Only lines containing "unit" are wanted from the data below. Copy those lines.

<<<<

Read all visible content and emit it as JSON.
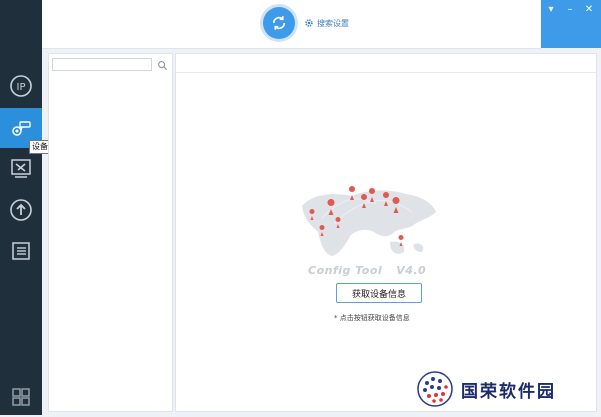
{
  "nav": {
    "items": [
      {
        "icon": "ip-icon"
      },
      {
        "icon": "camera-settings-icon",
        "active": true
      },
      {
        "icon": "tools-icon"
      },
      {
        "icon": "upgrade-icon"
      },
      {
        "icon": "list-icon"
      }
    ],
    "tooltip": "设备配置",
    "bottom_icon": "puzzle-icon"
  },
  "header": {
    "search_settings_label": "搜索设置"
  },
  "left_panel": {
    "search_placeholder": ""
  },
  "main": {
    "brand_name": "Config Tool",
    "brand_version": "V4.0",
    "get_info_button": "获取设备信息",
    "hint": "* 点击按钮获取设备信息"
  },
  "watermark": {
    "text": "国荣软件园"
  },
  "colors": {
    "nav_bg": "#1f2f3c",
    "accent": "#3d9be9",
    "pin": "#e05a4f"
  }
}
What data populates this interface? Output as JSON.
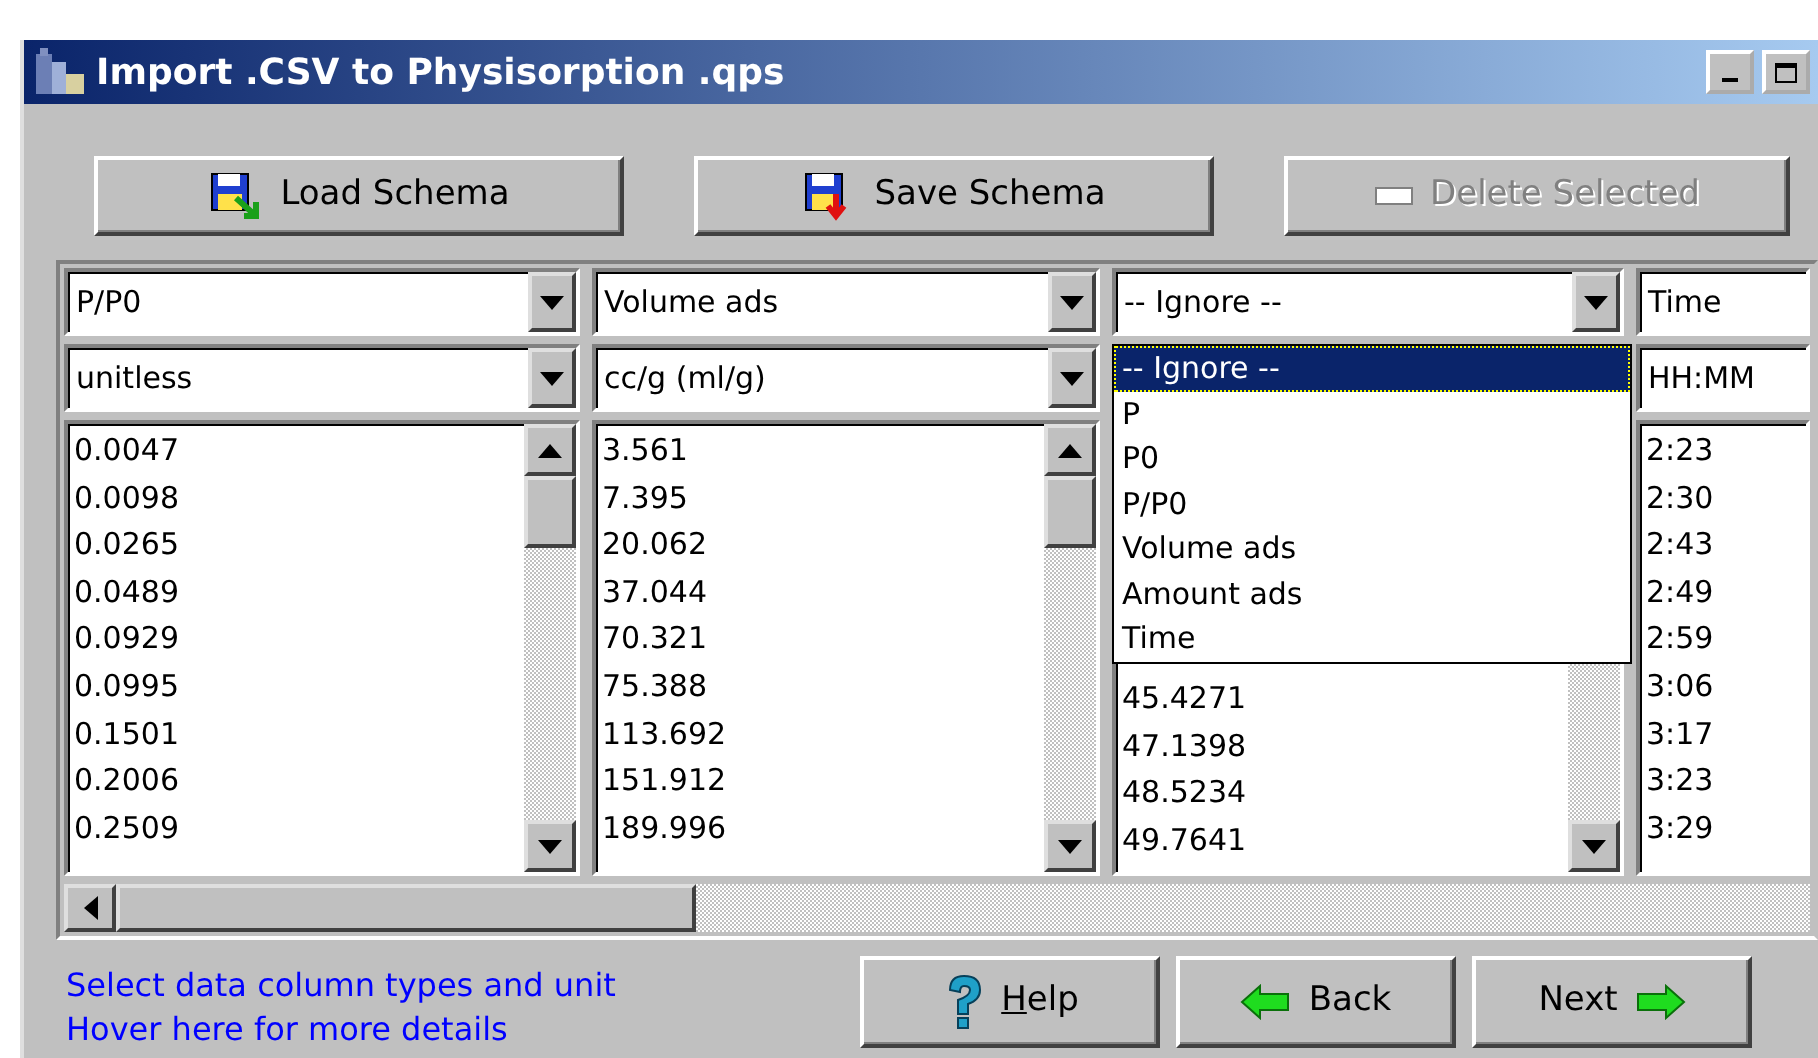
{
  "window": {
    "title": "Import .CSV to Physisorption .qps"
  },
  "toolbar": [
    {
      "label": "Load Schema",
      "kind": "load",
      "disabled": false
    },
    {
      "label": "Save Schema",
      "kind": "save",
      "disabled": false
    },
    {
      "label": "Delete Selected",
      "kind": "delete",
      "disabled": true
    }
  ],
  "columns": [
    {
      "type": "P/P0",
      "unit": "unitless",
      "values": [
        "0.0047",
        "0.0098",
        "0.0265",
        "0.0489",
        "0.0929",
        "0.0995",
        "0.1501",
        "0.2006",
        "0.2509"
      ]
    },
    {
      "type": "Volume ads",
      "unit": "cc/g (ml/g)",
      "values": [
        "3.561",
        "7.395",
        "20.062",
        "37.044",
        "70.321",
        "75.388",
        "113.692",
        "151.912",
        "189.996"
      ]
    },
    {
      "type": "-- Ignore --",
      "values": [
        "45.4271",
        "47.1398",
        "48.5234",
        "49.7641"
      ],
      "dropdown": [
        {
          "label": "-- Ignore --",
          "selected": true
        },
        {
          "label": "P",
          "selected": false
        },
        {
          "label": "P0",
          "selected": false
        },
        {
          "label": "P/P0",
          "selected": false
        },
        {
          "label": "Volume ads",
          "selected": false
        },
        {
          "label": "Amount ads",
          "selected": false
        },
        {
          "label": "Time",
          "selected": false
        }
      ]
    },
    {
      "type": "Time",
      "unit": "HH:MM",
      "values": [
        "2:23",
        "2:30",
        "2:43",
        "2:49",
        "2:59",
        "3:06",
        "3:17",
        "3:23",
        "3:29"
      ]
    }
  ],
  "hints": [
    "Select data column types and unit",
    "Hover here for more details"
  ],
  "nav_buttons": [
    {
      "label": "Help",
      "kind": "help"
    },
    {
      "label": "Back",
      "kind": "back"
    },
    {
      "label": "Next",
      "kind": "next"
    }
  ]
}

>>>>

Exercise result:
      "unit": "unitless",
      "unit": "cc/g (ml/g)",
      "unit": "HH:MM",
    "Select data column types and unit",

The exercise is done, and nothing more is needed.